Because the pictures are not wanted, give back only the exact text of every entry below.

**MATERIAL FOR THE TASK:**
================

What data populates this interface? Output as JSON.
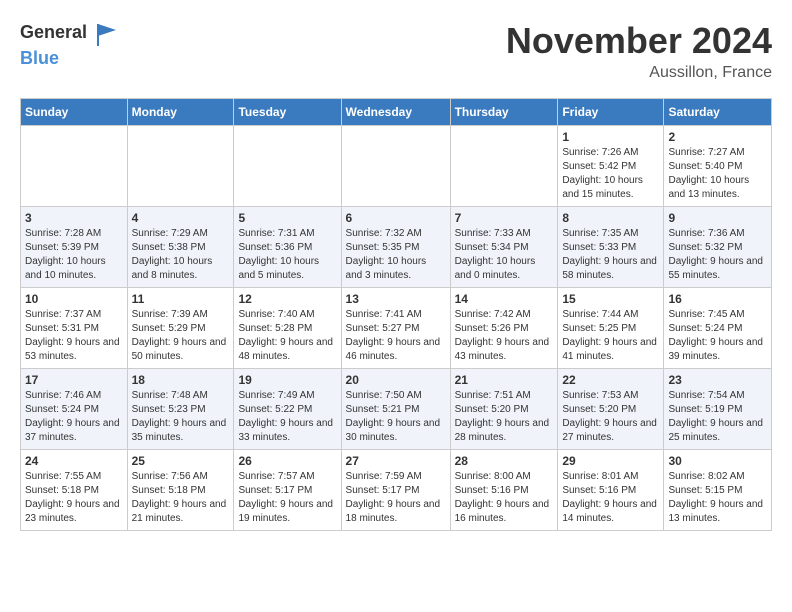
{
  "header": {
    "logo_general": "General",
    "logo_blue": "Blue",
    "month_title": "November 2024",
    "location": "Aussillon, France"
  },
  "columns": [
    "Sunday",
    "Monday",
    "Tuesday",
    "Wednesday",
    "Thursday",
    "Friday",
    "Saturday"
  ],
  "weeks": [
    [
      {
        "day": "",
        "info": ""
      },
      {
        "day": "",
        "info": ""
      },
      {
        "day": "",
        "info": ""
      },
      {
        "day": "",
        "info": ""
      },
      {
        "day": "",
        "info": ""
      },
      {
        "day": "1",
        "info": "Sunrise: 7:26 AM\nSunset: 5:42 PM\nDaylight: 10 hours and 15 minutes."
      },
      {
        "day": "2",
        "info": "Sunrise: 7:27 AM\nSunset: 5:40 PM\nDaylight: 10 hours and 13 minutes."
      }
    ],
    [
      {
        "day": "3",
        "info": "Sunrise: 7:28 AM\nSunset: 5:39 PM\nDaylight: 10 hours and 10 minutes."
      },
      {
        "day": "4",
        "info": "Sunrise: 7:29 AM\nSunset: 5:38 PM\nDaylight: 10 hours and 8 minutes."
      },
      {
        "day": "5",
        "info": "Sunrise: 7:31 AM\nSunset: 5:36 PM\nDaylight: 10 hours and 5 minutes."
      },
      {
        "day": "6",
        "info": "Sunrise: 7:32 AM\nSunset: 5:35 PM\nDaylight: 10 hours and 3 minutes."
      },
      {
        "day": "7",
        "info": "Sunrise: 7:33 AM\nSunset: 5:34 PM\nDaylight: 10 hours and 0 minutes."
      },
      {
        "day": "8",
        "info": "Sunrise: 7:35 AM\nSunset: 5:33 PM\nDaylight: 9 hours and 58 minutes."
      },
      {
        "day": "9",
        "info": "Sunrise: 7:36 AM\nSunset: 5:32 PM\nDaylight: 9 hours and 55 minutes."
      }
    ],
    [
      {
        "day": "10",
        "info": "Sunrise: 7:37 AM\nSunset: 5:31 PM\nDaylight: 9 hours and 53 minutes."
      },
      {
        "day": "11",
        "info": "Sunrise: 7:39 AM\nSunset: 5:29 PM\nDaylight: 9 hours and 50 minutes."
      },
      {
        "day": "12",
        "info": "Sunrise: 7:40 AM\nSunset: 5:28 PM\nDaylight: 9 hours and 48 minutes."
      },
      {
        "day": "13",
        "info": "Sunrise: 7:41 AM\nSunset: 5:27 PM\nDaylight: 9 hours and 46 minutes."
      },
      {
        "day": "14",
        "info": "Sunrise: 7:42 AM\nSunset: 5:26 PM\nDaylight: 9 hours and 43 minutes."
      },
      {
        "day": "15",
        "info": "Sunrise: 7:44 AM\nSunset: 5:25 PM\nDaylight: 9 hours and 41 minutes."
      },
      {
        "day": "16",
        "info": "Sunrise: 7:45 AM\nSunset: 5:24 PM\nDaylight: 9 hours and 39 minutes."
      }
    ],
    [
      {
        "day": "17",
        "info": "Sunrise: 7:46 AM\nSunset: 5:24 PM\nDaylight: 9 hours and 37 minutes."
      },
      {
        "day": "18",
        "info": "Sunrise: 7:48 AM\nSunset: 5:23 PM\nDaylight: 9 hours and 35 minutes."
      },
      {
        "day": "19",
        "info": "Sunrise: 7:49 AM\nSunset: 5:22 PM\nDaylight: 9 hours and 33 minutes."
      },
      {
        "day": "20",
        "info": "Sunrise: 7:50 AM\nSunset: 5:21 PM\nDaylight: 9 hours and 30 minutes."
      },
      {
        "day": "21",
        "info": "Sunrise: 7:51 AM\nSunset: 5:20 PM\nDaylight: 9 hours and 28 minutes."
      },
      {
        "day": "22",
        "info": "Sunrise: 7:53 AM\nSunset: 5:20 PM\nDaylight: 9 hours and 27 minutes."
      },
      {
        "day": "23",
        "info": "Sunrise: 7:54 AM\nSunset: 5:19 PM\nDaylight: 9 hours and 25 minutes."
      }
    ],
    [
      {
        "day": "24",
        "info": "Sunrise: 7:55 AM\nSunset: 5:18 PM\nDaylight: 9 hours and 23 minutes."
      },
      {
        "day": "25",
        "info": "Sunrise: 7:56 AM\nSunset: 5:18 PM\nDaylight: 9 hours and 21 minutes."
      },
      {
        "day": "26",
        "info": "Sunrise: 7:57 AM\nSunset: 5:17 PM\nDaylight: 9 hours and 19 minutes."
      },
      {
        "day": "27",
        "info": "Sunrise: 7:59 AM\nSunset: 5:17 PM\nDaylight: 9 hours and 18 minutes."
      },
      {
        "day": "28",
        "info": "Sunrise: 8:00 AM\nSunset: 5:16 PM\nDaylight: 9 hours and 16 minutes."
      },
      {
        "day": "29",
        "info": "Sunrise: 8:01 AM\nSunset: 5:16 PM\nDaylight: 9 hours and 14 minutes."
      },
      {
        "day": "30",
        "info": "Sunrise: 8:02 AM\nSunset: 5:15 PM\nDaylight: 9 hours and 13 minutes."
      }
    ]
  ]
}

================

**RESULT:**
What data populates this interface? Output as JSON.
{
  "header": {
    "logo_general": "General",
    "logo_blue": "Blue",
    "month_title": "November 2024",
    "location": "Aussillon, France"
  },
  "columns": [
    "Sunday",
    "Monday",
    "Tuesday",
    "Wednesday",
    "Thursday",
    "Friday",
    "Saturday"
  ],
  "weeks": [
    [
      {
        "day": "",
        "info": ""
      },
      {
        "day": "",
        "info": ""
      },
      {
        "day": "",
        "info": ""
      },
      {
        "day": "",
        "info": ""
      },
      {
        "day": "",
        "info": ""
      },
      {
        "day": "1",
        "info": "Sunrise: 7:26 AM\nSunset: 5:42 PM\nDaylight: 10 hours and 15 minutes."
      },
      {
        "day": "2",
        "info": "Sunrise: 7:27 AM\nSunset: 5:40 PM\nDaylight: 10 hours and 13 minutes."
      }
    ],
    [
      {
        "day": "3",
        "info": "Sunrise: 7:28 AM\nSunset: 5:39 PM\nDaylight: 10 hours and 10 minutes."
      },
      {
        "day": "4",
        "info": "Sunrise: 7:29 AM\nSunset: 5:38 PM\nDaylight: 10 hours and 8 minutes."
      },
      {
        "day": "5",
        "info": "Sunrise: 7:31 AM\nSunset: 5:36 PM\nDaylight: 10 hours and 5 minutes."
      },
      {
        "day": "6",
        "info": "Sunrise: 7:32 AM\nSunset: 5:35 PM\nDaylight: 10 hours and 3 minutes."
      },
      {
        "day": "7",
        "info": "Sunrise: 7:33 AM\nSunset: 5:34 PM\nDaylight: 10 hours and 0 minutes."
      },
      {
        "day": "8",
        "info": "Sunrise: 7:35 AM\nSunset: 5:33 PM\nDaylight: 9 hours and 58 minutes."
      },
      {
        "day": "9",
        "info": "Sunrise: 7:36 AM\nSunset: 5:32 PM\nDaylight: 9 hours and 55 minutes."
      }
    ],
    [
      {
        "day": "10",
        "info": "Sunrise: 7:37 AM\nSunset: 5:31 PM\nDaylight: 9 hours and 53 minutes."
      },
      {
        "day": "11",
        "info": "Sunrise: 7:39 AM\nSunset: 5:29 PM\nDaylight: 9 hours and 50 minutes."
      },
      {
        "day": "12",
        "info": "Sunrise: 7:40 AM\nSunset: 5:28 PM\nDaylight: 9 hours and 48 minutes."
      },
      {
        "day": "13",
        "info": "Sunrise: 7:41 AM\nSunset: 5:27 PM\nDaylight: 9 hours and 46 minutes."
      },
      {
        "day": "14",
        "info": "Sunrise: 7:42 AM\nSunset: 5:26 PM\nDaylight: 9 hours and 43 minutes."
      },
      {
        "day": "15",
        "info": "Sunrise: 7:44 AM\nSunset: 5:25 PM\nDaylight: 9 hours and 41 minutes."
      },
      {
        "day": "16",
        "info": "Sunrise: 7:45 AM\nSunset: 5:24 PM\nDaylight: 9 hours and 39 minutes."
      }
    ],
    [
      {
        "day": "17",
        "info": "Sunrise: 7:46 AM\nSunset: 5:24 PM\nDaylight: 9 hours and 37 minutes."
      },
      {
        "day": "18",
        "info": "Sunrise: 7:48 AM\nSunset: 5:23 PM\nDaylight: 9 hours and 35 minutes."
      },
      {
        "day": "19",
        "info": "Sunrise: 7:49 AM\nSunset: 5:22 PM\nDaylight: 9 hours and 33 minutes."
      },
      {
        "day": "20",
        "info": "Sunrise: 7:50 AM\nSunset: 5:21 PM\nDaylight: 9 hours and 30 minutes."
      },
      {
        "day": "21",
        "info": "Sunrise: 7:51 AM\nSunset: 5:20 PM\nDaylight: 9 hours and 28 minutes."
      },
      {
        "day": "22",
        "info": "Sunrise: 7:53 AM\nSunset: 5:20 PM\nDaylight: 9 hours and 27 minutes."
      },
      {
        "day": "23",
        "info": "Sunrise: 7:54 AM\nSunset: 5:19 PM\nDaylight: 9 hours and 25 minutes."
      }
    ],
    [
      {
        "day": "24",
        "info": "Sunrise: 7:55 AM\nSunset: 5:18 PM\nDaylight: 9 hours and 23 minutes."
      },
      {
        "day": "25",
        "info": "Sunrise: 7:56 AM\nSunset: 5:18 PM\nDaylight: 9 hours and 21 minutes."
      },
      {
        "day": "26",
        "info": "Sunrise: 7:57 AM\nSunset: 5:17 PM\nDaylight: 9 hours and 19 minutes."
      },
      {
        "day": "27",
        "info": "Sunrise: 7:59 AM\nSunset: 5:17 PM\nDaylight: 9 hours and 18 minutes."
      },
      {
        "day": "28",
        "info": "Sunrise: 8:00 AM\nSunset: 5:16 PM\nDaylight: 9 hours and 16 minutes."
      },
      {
        "day": "29",
        "info": "Sunrise: 8:01 AM\nSunset: 5:16 PM\nDaylight: 9 hours and 14 minutes."
      },
      {
        "day": "30",
        "info": "Sunrise: 8:02 AM\nSunset: 5:15 PM\nDaylight: 9 hours and 13 minutes."
      }
    ]
  ]
}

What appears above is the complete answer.